“Ironically, many are unhappy with an educational experience that has only rewarded them… These students have all been tested, tried, and found to be worthy of extreme praise. What does it mean when such an intelligent person gives the wrong answer?”
So… when Ellen Langer listed music lessons as one of the places where limiting, hobbling mindsets are cultivated, I was a little piqued. I’d taken music lessons for years and felt a certain time-tested loyalty to The Music Lesson as pedagogical practice: I was accustomed to the rigor, rigidity, and self-discipline (or unhelpful, unhealthy self-criticism), the type-A personalities, the minefields of politics regarding everything from where one sat in an orchestra to how the music was played, and I paused for a moment and realized that this is precisely what Dr. Langer was talking about in her book, The Power of Mindful Learning.

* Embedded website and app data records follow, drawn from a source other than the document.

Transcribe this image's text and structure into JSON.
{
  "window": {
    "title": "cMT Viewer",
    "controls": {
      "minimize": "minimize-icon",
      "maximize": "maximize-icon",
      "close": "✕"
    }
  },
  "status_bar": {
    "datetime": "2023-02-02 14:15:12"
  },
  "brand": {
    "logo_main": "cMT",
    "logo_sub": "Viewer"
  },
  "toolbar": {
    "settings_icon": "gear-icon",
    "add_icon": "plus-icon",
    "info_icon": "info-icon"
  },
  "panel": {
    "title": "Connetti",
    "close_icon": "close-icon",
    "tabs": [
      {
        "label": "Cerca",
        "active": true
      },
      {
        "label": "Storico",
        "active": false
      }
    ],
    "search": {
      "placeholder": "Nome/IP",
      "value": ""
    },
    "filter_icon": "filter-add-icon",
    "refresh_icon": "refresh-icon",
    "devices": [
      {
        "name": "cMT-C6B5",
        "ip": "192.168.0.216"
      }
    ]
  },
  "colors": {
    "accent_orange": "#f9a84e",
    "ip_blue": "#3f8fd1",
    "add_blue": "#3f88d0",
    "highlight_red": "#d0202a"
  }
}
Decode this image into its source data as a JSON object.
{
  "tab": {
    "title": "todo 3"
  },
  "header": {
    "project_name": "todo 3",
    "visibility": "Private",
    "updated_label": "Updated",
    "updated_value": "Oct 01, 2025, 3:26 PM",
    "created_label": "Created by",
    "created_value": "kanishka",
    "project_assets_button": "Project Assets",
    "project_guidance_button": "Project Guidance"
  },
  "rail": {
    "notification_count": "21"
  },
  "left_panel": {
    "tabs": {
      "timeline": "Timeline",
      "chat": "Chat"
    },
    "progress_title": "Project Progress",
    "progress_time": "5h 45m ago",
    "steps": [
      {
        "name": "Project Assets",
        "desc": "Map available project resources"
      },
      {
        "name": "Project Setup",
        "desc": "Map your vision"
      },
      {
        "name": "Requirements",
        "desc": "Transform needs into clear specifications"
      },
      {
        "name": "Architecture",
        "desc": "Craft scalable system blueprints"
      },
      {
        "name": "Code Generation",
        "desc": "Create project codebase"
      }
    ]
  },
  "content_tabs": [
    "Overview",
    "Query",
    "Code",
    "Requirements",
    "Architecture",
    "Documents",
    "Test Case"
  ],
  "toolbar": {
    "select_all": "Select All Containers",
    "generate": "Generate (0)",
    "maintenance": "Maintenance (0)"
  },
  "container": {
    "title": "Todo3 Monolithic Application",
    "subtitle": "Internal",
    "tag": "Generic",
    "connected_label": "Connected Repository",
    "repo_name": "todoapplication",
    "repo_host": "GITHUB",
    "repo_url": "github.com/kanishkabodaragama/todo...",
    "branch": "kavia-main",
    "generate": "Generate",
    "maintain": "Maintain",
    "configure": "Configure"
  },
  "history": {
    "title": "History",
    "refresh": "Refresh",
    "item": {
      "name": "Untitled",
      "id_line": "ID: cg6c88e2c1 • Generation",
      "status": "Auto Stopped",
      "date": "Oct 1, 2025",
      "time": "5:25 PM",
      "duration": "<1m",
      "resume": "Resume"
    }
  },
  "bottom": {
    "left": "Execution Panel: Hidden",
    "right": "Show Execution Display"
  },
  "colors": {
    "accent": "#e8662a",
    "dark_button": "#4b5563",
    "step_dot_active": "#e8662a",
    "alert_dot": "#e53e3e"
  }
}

In this book, Dr. Langer pushes back against conventional wisdom about education as well as conventional wisdom itself. Despite the fact that I have learned a great deal about imagining things, places, and people complexly, and despite my rigorous humanities training and the strong emphasis it placed on multiple perspectives, ambiguities and, iconoclastic takedowns of master narratives and Eurocentric models of everything from history to art to music to education, I am still trapped by what Dr. Langer refers to as mindless learning. Both in and out of the practice room, I do things every day simply because “that’s the way they’re done”, or “every other way is wrong”. This is especially ingrained in music: there’s only one correct way to hold a cello bow–all other ways are not only wrong, but could trigger a career-ending injury and subject yourself to a lifetime of “bad habits” (If I had a nickel for every time I heard that phrase in my lessons, I’d be a wealthy woman); the best way to learn technically-demanding passages in a piece is to drill-drill-drill until it’s branded onto your brain and you can play it without a second thought.
Let’s re-examine that, shall we? The goal is to “play it… without a second thought.” As a traditionalist, I can safely admit that I agree with a lot of the conventional wisdom offered by my many teachers (even the ones whose harsh critiques made me cry and quit playing for years at a time), but I do worry about the future of music practice and education when the goal is to learn for the sole purpose of not having to think about it ever again. Just think about the implications of that for a second, and you’ll be concerned, too.